- **Problem description**:
Search the data below for "handle"; list each line that holds it.

◇ ◇ ◇ ◇ ◇

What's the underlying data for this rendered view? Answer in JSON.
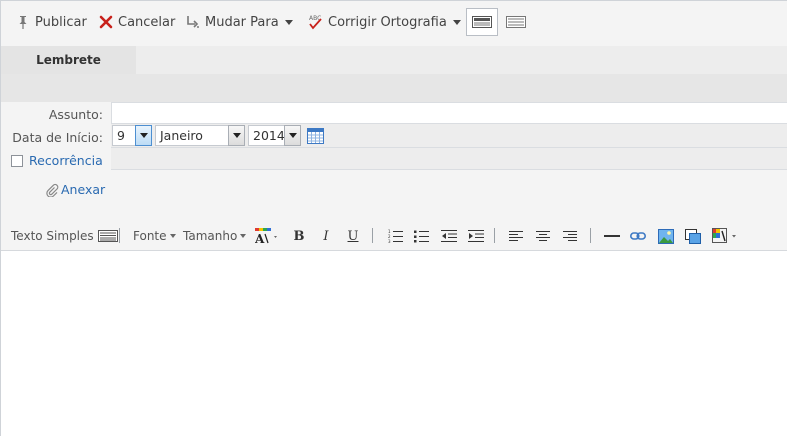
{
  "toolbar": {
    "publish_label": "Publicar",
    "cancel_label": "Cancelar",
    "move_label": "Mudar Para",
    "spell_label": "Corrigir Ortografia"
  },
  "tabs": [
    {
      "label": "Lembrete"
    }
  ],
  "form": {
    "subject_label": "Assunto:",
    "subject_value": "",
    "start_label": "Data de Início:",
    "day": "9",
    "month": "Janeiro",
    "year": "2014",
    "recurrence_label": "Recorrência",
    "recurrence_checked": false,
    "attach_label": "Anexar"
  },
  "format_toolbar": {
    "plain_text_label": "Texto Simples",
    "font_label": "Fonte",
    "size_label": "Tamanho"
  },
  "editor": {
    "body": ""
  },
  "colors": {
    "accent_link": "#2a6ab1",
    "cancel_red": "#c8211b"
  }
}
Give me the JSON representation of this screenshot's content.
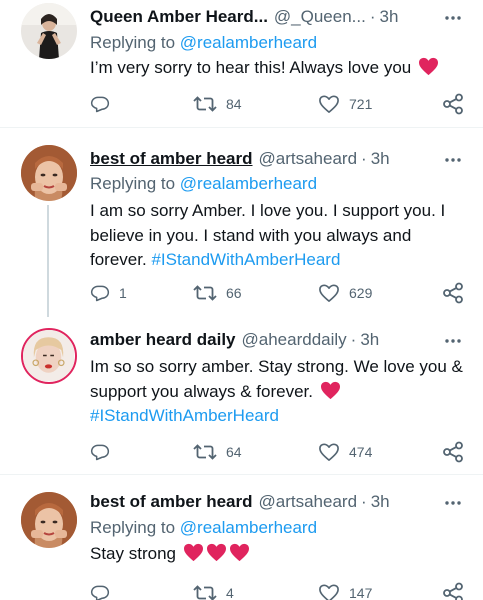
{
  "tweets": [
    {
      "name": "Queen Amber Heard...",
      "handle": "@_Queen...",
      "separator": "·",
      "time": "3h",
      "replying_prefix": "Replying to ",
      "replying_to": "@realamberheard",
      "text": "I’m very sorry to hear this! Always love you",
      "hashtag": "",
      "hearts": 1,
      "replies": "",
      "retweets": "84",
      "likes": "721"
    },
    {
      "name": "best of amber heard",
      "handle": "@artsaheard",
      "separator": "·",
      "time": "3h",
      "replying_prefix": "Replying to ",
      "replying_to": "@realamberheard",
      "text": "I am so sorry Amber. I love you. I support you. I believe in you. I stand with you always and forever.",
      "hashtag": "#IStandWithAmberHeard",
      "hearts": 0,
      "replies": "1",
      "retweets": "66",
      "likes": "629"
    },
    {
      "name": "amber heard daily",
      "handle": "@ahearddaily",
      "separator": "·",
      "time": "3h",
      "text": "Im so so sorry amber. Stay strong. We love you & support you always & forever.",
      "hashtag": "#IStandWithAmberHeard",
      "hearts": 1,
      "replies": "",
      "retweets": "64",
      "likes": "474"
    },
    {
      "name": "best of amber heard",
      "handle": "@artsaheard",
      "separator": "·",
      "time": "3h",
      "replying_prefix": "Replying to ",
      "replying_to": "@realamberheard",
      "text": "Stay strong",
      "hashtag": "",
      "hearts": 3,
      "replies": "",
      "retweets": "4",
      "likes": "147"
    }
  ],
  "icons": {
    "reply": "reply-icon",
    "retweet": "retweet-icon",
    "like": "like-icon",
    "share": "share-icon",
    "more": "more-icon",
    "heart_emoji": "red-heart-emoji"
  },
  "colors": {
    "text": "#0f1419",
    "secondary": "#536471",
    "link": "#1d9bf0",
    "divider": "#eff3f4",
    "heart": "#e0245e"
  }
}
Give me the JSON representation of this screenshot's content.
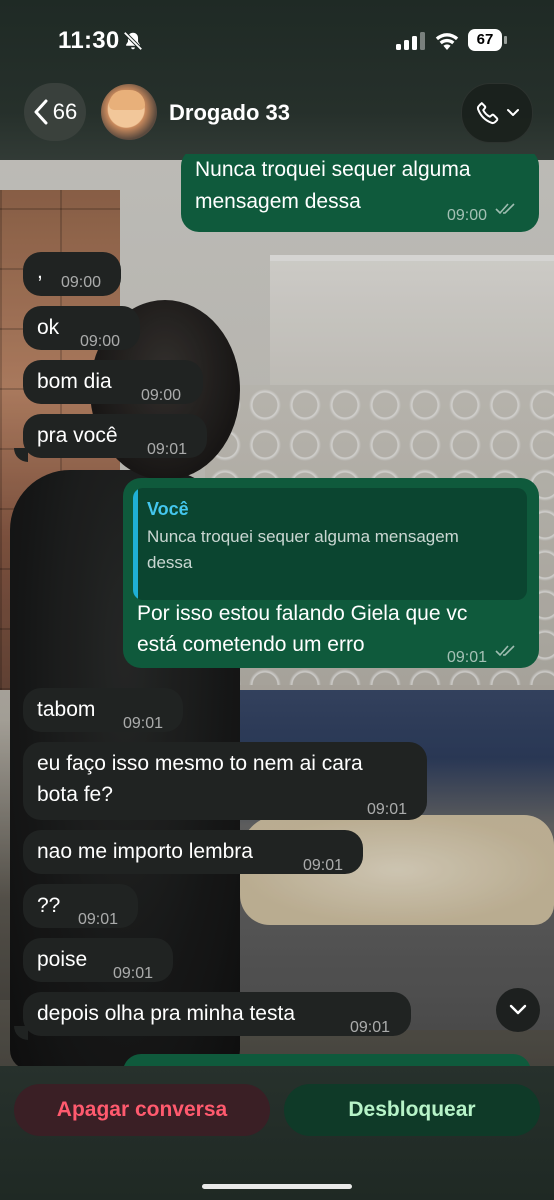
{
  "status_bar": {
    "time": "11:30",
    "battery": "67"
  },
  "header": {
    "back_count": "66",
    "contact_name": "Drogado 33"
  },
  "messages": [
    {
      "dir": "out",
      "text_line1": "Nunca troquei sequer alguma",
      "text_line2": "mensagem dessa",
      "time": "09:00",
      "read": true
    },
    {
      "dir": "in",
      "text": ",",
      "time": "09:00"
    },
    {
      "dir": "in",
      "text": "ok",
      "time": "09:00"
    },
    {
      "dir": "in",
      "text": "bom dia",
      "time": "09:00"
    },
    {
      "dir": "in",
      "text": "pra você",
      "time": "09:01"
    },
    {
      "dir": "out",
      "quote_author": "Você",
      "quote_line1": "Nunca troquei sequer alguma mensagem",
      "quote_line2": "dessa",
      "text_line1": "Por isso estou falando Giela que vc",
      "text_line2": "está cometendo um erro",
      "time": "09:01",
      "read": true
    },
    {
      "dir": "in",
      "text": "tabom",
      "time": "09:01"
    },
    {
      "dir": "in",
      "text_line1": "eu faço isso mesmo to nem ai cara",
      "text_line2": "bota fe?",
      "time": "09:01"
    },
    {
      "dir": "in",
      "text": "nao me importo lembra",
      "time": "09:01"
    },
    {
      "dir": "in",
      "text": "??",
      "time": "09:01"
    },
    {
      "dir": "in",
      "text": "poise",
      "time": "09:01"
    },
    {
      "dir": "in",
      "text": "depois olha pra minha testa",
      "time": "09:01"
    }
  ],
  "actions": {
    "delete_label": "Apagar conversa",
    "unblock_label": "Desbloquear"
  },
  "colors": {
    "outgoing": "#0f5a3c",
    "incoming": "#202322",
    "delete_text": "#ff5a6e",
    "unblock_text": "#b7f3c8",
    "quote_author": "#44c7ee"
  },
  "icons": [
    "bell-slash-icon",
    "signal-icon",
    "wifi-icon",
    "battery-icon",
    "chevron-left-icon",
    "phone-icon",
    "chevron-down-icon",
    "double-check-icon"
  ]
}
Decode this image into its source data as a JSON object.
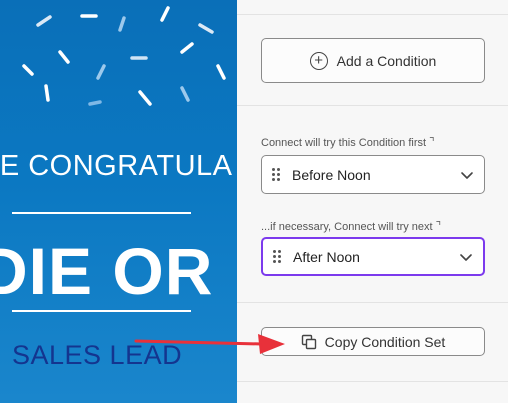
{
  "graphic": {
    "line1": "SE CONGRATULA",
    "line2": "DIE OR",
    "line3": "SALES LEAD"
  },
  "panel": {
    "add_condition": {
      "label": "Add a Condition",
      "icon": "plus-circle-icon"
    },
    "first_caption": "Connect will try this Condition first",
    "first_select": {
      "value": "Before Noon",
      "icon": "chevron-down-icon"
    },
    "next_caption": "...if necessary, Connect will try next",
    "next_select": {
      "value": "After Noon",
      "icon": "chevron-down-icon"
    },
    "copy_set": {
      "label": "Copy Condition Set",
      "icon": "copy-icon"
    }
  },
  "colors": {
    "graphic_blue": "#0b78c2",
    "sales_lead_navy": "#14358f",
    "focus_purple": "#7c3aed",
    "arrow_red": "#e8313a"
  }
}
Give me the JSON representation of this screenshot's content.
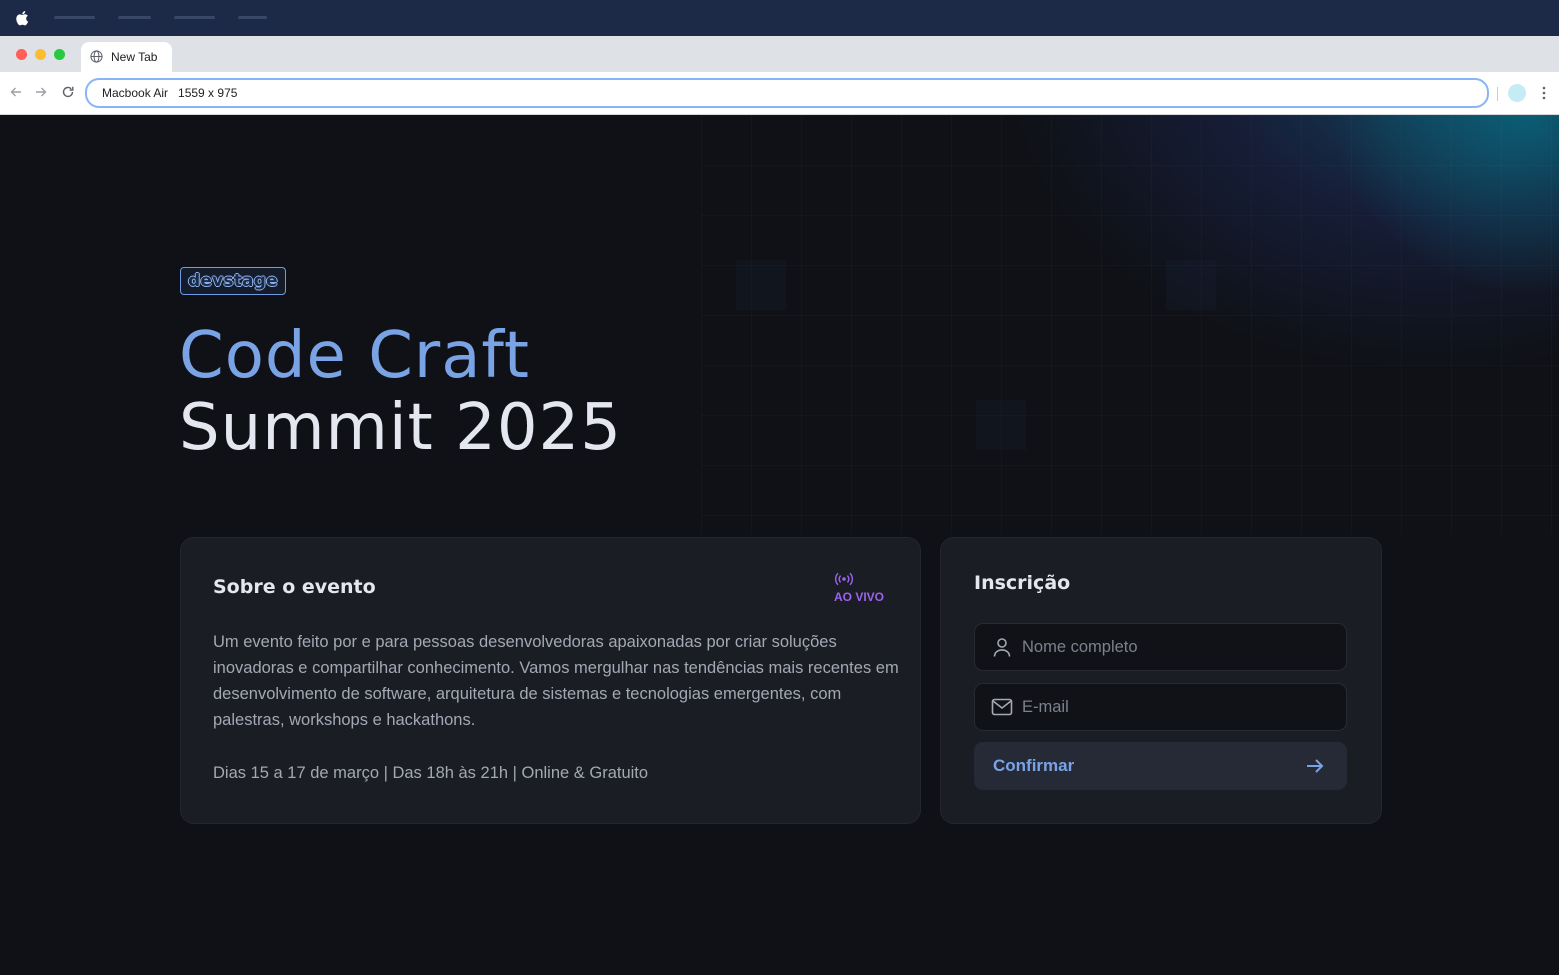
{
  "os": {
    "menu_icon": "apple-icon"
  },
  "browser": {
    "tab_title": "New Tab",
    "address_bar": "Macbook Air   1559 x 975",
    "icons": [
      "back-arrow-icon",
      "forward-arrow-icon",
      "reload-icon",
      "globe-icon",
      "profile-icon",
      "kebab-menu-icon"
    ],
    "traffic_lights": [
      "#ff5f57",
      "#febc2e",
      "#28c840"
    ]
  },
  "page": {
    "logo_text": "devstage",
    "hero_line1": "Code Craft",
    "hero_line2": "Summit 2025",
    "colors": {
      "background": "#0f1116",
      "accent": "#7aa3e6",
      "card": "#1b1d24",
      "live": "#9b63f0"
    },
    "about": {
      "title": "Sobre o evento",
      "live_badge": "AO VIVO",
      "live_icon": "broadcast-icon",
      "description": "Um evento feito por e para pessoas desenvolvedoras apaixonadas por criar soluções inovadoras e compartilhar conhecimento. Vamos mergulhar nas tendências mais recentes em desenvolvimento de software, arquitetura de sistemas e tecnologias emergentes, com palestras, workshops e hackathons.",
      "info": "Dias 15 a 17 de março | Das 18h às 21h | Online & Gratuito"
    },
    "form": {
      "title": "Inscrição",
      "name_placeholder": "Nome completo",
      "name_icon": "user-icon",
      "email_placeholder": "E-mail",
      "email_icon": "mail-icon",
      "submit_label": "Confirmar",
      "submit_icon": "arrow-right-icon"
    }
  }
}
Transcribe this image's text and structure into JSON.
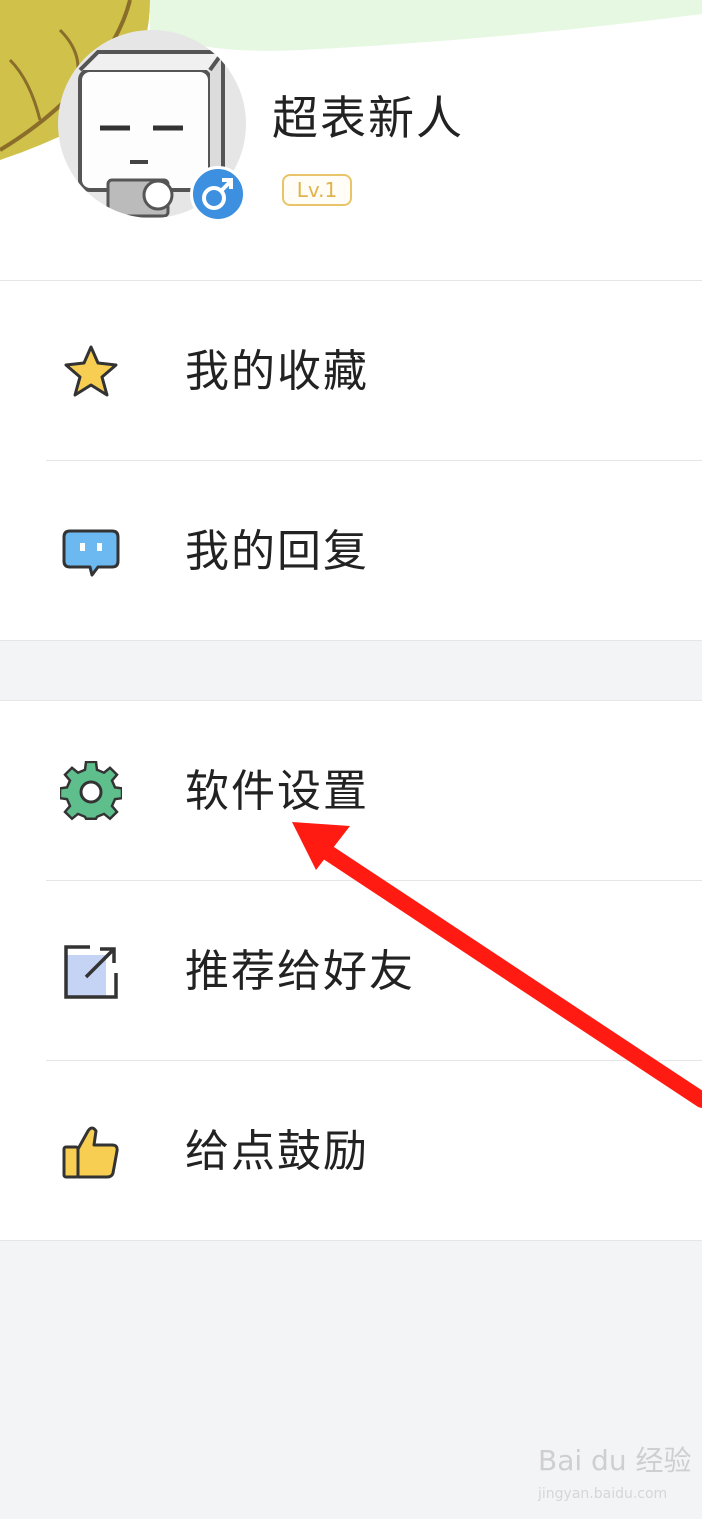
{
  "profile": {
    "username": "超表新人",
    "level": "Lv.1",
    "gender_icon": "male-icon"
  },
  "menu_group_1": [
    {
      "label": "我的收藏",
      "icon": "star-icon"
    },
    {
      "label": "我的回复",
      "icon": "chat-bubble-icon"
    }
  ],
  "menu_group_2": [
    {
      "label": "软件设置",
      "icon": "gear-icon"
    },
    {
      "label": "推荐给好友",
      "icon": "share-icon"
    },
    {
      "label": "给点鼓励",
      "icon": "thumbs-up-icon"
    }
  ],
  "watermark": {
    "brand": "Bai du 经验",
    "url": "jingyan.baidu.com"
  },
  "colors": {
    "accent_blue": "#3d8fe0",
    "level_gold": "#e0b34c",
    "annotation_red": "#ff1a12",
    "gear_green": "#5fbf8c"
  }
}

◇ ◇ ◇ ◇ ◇

- **Solution for this exercise**:
      "handle": "@_Queen...",
      "handle": "@artsaheard",
      "handle": "@ahearddaily",
      "handle": "@artsaheard",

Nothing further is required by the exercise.